Residents of Delta Pines and Case Blanca aren’t alone in facing sudden rent increases. A new survey of Antioch residents released today finds rent hikes and housing instability are widespread across the city. Seventy-nine percent of renters report feeling worried about rent increases, while 68 percent worried about being able to pay their current rent.
Antioch – Advocates will hold a rally on at noon on Wednesday, June 22, at Delta Pines Apartments, 2301 Sycamore Drive, to demand safe and affordable housing and an immediate stop to what critics call 'exorbitant' rent increases Low-income tenants at Delta Pines Apartments and Casa Blanca Apartments, two government-subsidized affordable housing buildings, are facing potential displacement after their corporate landlord recently raised monthly rents by as much as $500.

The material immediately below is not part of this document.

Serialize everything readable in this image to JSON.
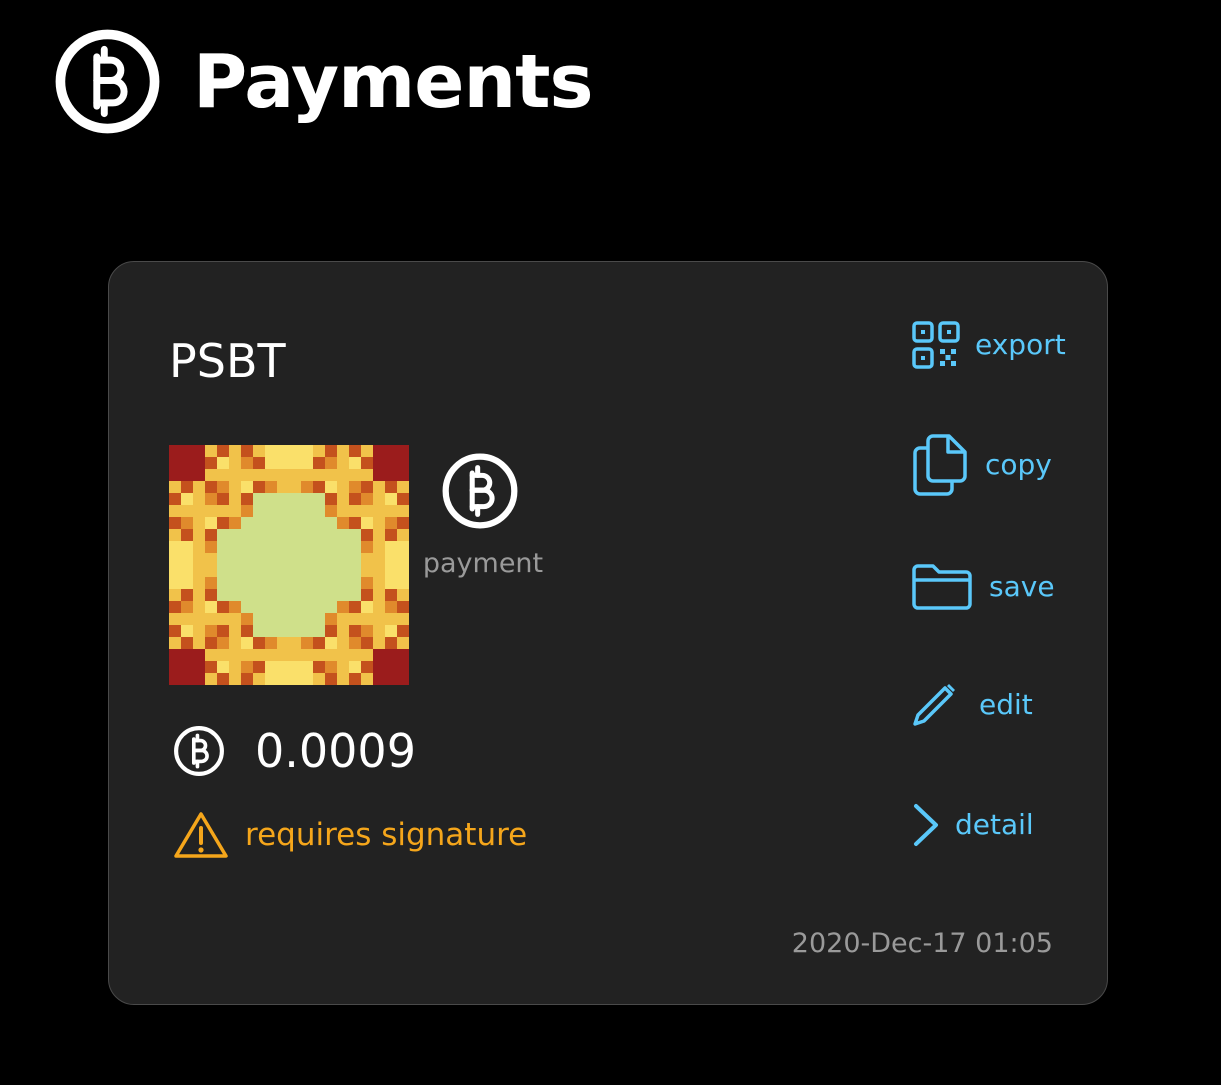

Before the rally, an expected up to 50 participants will gather in the Lowe’s parking lot at nearby 1951 Auto Center Drive at 11:45 a.m., then walk to Delta Pines Apartments while holding signs and chanting. Residents of Delta Pines, Casa Blanca, and residents with ECRG will speak about their first-hand experiences with unaffordable rents, fears of eviction, and alleged landlord harassment.
(KRON) – Contra Costa County has seen a 35% increase in homelessness since the start of the COVID-19 pandemic, and it’s impacting families.
Kamilah Miller, 43, is a resident of Antioch and a working mother of nine. Together she and her husband opened two small businesses a few years ago to support their family. Kamilah Cares is one of their businesses, a child care center. They also had an event-planning business until 2020. Miller even got an associate’s degree in child development, “because I knew that just working a regular job would not be enough to pay rent,” she said.
Four years ago Miller and her four kids were evicted from their home and forced to live in a hotel shortly after her mother passed away, adding an incredible amount of pain to an already suffering family. Miller says the only way they were able to afford the hotel is with the profits from her husband’s event-planning business.
Organizers from the South Central local of the Los Angeles Tenants Union were descending on Exposition Park, their arms full of tablets, laptops and smartphones. It was the evening of April 13, 2021, and as senior and immigrant tenants watched on, the young volunteers connected the park to the internet via a Wi-Fi hotspot. Then the tenants did what they couldn’t do at home: They applied for pandemic rent relief from the state of California.
When low income tenants faced eviction across the state, the primary way to stave it off was through online application to the state’s Emergency Renters Assistance Program (ERAP), which was charged with distributing more than $2.6 billion in rent relief to tenants with additional funds distributed by cities and counties. However, tenant organizers say the program was never going to succeed as it was structured, in large part because applying for relief was only possible with an internet connection and an email address, blocking thousands of the most vulnerable renters in California from paying back their debts.